Wherever a picture appears in the listing, leave it out, and copy the rest exactly.
---------- Record excerpts ----------
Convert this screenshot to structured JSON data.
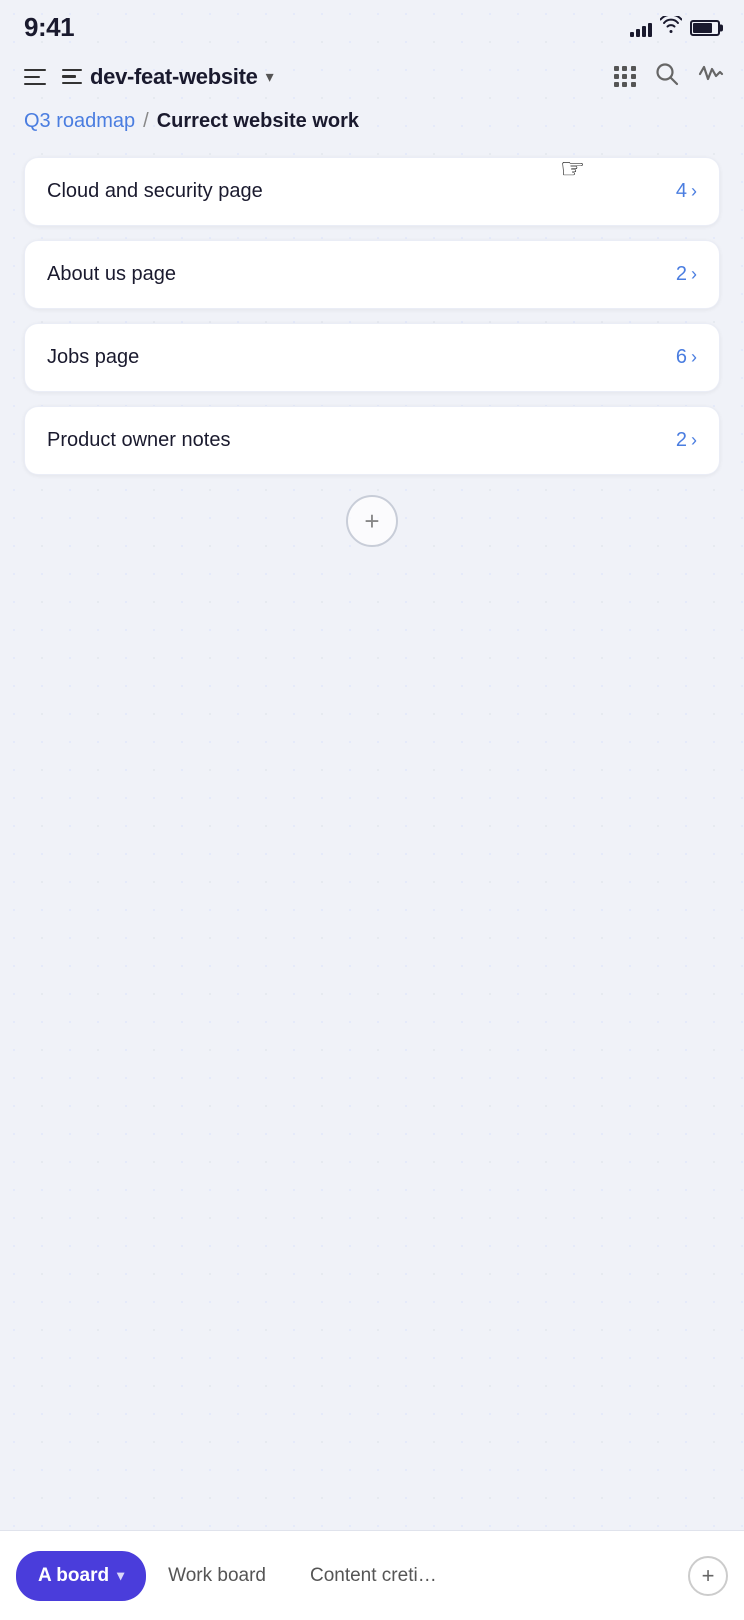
{
  "status_bar": {
    "time": "9:41",
    "signal_bars": [
      4,
      6,
      9,
      12,
      15
    ],
    "wifi": "wifi",
    "battery_level": 80
  },
  "toolbar": {
    "hamburger_label": "menu",
    "list_icon_label": "list-view",
    "project_name": "dev-feat-website",
    "chevron": "▾",
    "grid_icon": "grid",
    "search_icon": "search",
    "activity_icon": "activity"
  },
  "breadcrumb": {
    "parent_label": "Q3 roadmap",
    "separator": "/",
    "current_label": "Currect website work"
  },
  "list_items": [
    {
      "name": "Cloud and security page",
      "count": "4",
      "id": "cloud-security"
    },
    {
      "name": "About us page",
      "count": "2",
      "id": "about-us"
    },
    {
      "name": "Jobs page",
      "count": "6",
      "id": "jobs"
    },
    {
      "name": "Product owner notes",
      "count": "2",
      "id": "product-owner-notes"
    }
  ],
  "add_button": {
    "label": "+"
  },
  "bottom_bar": {
    "active_tab": "A board",
    "active_tab_chevron": "▾",
    "tabs": [
      {
        "label": "Work board",
        "id": "work-board"
      },
      {
        "label": "Content cretion pi",
        "id": "content-creation"
      }
    ],
    "add_label": "+"
  }
}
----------
• **Response**
Convert this screenshot to structured JSON data.
{
  "status_bar": {
    "time": "9:41",
    "signal_bars": [
      4,
      6,
      9,
      12,
      15
    ],
    "wifi": "wifi",
    "battery_level": 80
  },
  "toolbar": {
    "hamburger_label": "menu",
    "list_icon_label": "list-view",
    "project_name": "dev-feat-website",
    "chevron": "▾",
    "grid_icon": "grid",
    "search_icon": "search",
    "activity_icon": "activity"
  },
  "breadcrumb": {
    "parent_label": "Q3 roadmap",
    "separator": "/",
    "current_label": "Currect website work"
  },
  "list_items": [
    {
      "name": "Cloud and security page",
      "count": "4",
      "id": "cloud-security"
    },
    {
      "name": "About us page",
      "count": "2",
      "id": "about-us"
    },
    {
      "name": "Jobs page",
      "count": "6",
      "id": "jobs"
    },
    {
      "name": "Product owner notes",
      "count": "2",
      "id": "product-owner-notes"
    }
  ],
  "add_button": {
    "label": "+"
  },
  "bottom_bar": {
    "active_tab": "A board",
    "active_tab_chevron": "▾",
    "tabs": [
      {
        "label": "Work board",
        "id": "work-board"
      },
      {
        "label": "Content cretion pi",
        "id": "content-creation"
      }
    ],
    "add_label": "+"
  }
}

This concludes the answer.